In one corner, you have Steve Jobs, decorated CEO of what may be both the most loved and most hated company in technology. In the other corner, you have Adobe CEO Shantanu Narayen, who can't understand why Jobs won't allow his Flash software onto the iPhone, iPod, or iPad.
Today, in what may be the most direct clash we've seen to date, the two men are publicly throwing punches.
The Apple-Adobe Flash Clash: Steve Jobs' Letter
The high-profile fighting hit the Web hard this morning when Jobs posted a rare missive onto the home page of Apple.com. Entitled "Thoughts on Flash," the open letter offered an explanation for Jobs' firm stance against Flash. It also fired back at Adobe for its claims that Apple's Flash-free decisions are based on business-driven motivations designed to keep its systems closed.
In a nutshell, Jobs says that Adobe's Flash platform is closed and that he values Web technologies that are open (a slightly ironic statement, no?); that Flash is unreliable and insecure; that Flash is too big of a drain on battery life; and that Flash doesn't function well with touch interfaces.

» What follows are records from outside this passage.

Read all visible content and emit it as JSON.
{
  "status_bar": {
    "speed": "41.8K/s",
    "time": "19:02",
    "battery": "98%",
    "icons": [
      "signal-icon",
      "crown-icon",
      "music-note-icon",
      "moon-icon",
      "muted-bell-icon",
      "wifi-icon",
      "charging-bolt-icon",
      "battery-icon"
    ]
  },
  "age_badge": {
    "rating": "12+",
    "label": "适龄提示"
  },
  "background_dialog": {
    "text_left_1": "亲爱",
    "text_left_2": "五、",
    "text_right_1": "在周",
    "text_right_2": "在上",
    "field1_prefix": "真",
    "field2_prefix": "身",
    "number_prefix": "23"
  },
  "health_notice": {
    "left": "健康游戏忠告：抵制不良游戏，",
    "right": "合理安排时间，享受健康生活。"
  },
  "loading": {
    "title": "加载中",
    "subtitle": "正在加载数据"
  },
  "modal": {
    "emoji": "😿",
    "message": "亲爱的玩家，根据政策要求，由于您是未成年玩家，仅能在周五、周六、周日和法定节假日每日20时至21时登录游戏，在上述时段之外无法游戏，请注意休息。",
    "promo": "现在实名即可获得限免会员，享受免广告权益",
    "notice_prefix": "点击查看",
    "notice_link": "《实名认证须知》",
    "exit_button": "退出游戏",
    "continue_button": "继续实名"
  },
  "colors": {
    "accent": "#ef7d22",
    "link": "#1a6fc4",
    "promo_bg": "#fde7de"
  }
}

Jobs goes on to state that, contrary to what some have suggested, surfing the Web without Flash isn't an incomplete experience: Most Flash-based video, he attests, is already available in other formats. While Flash-based games can't be played on an Apple device, he proposes that Apple's App Store offers enough alternative entertainment options that it shouldn't be a problem.
The Apple-Adobe Flash Clash: Adobe's Response
All caught up on that side of the drama? Good. Now here's what Adobe had to say about Jobs' remarks.
Adobe's CEO, Shantanu Narayen, sat down for an interview with The Wall Street Journal to chat about what Jobs wrote. According to The Journal, Narayen says Adobe's goal is and has always been to make it easy for people to work on any operating system. He says Apple's restrictions would make it unnecessarily "cumbersome" for developers, forcing them to maintain "two workflows" -- one for Apple, and one for everyone else.
"We have different views of the world," Narayen tells The Journal. "Our view of the world is multi-platform."
As for the technical problems Jobs connected to Adobe's Flash software, Narayen says he sees them as little more than "a smokescreen." Specifically, he says Jobs' claims about Flash draining devices' batteries are "patently false" and that if Adobe causes frequent crashes on Apple systems, it's likely the result of an issue within Apple's OS.
Narayan also maintains his stance that Jobs' Flash ban is based purely on business: Apple, he contends, stands to gain the most from apps that are exclusive to its platform; Adobe's platform, on the other hand, allows developers to create apps that can work for multiple types of devices.
"It doesn't benefit Apple," he says, "and that's why you see this reaction."
Apple may ultimately win this battle, but somewhere, I suspect Larry and Sergey are smiling.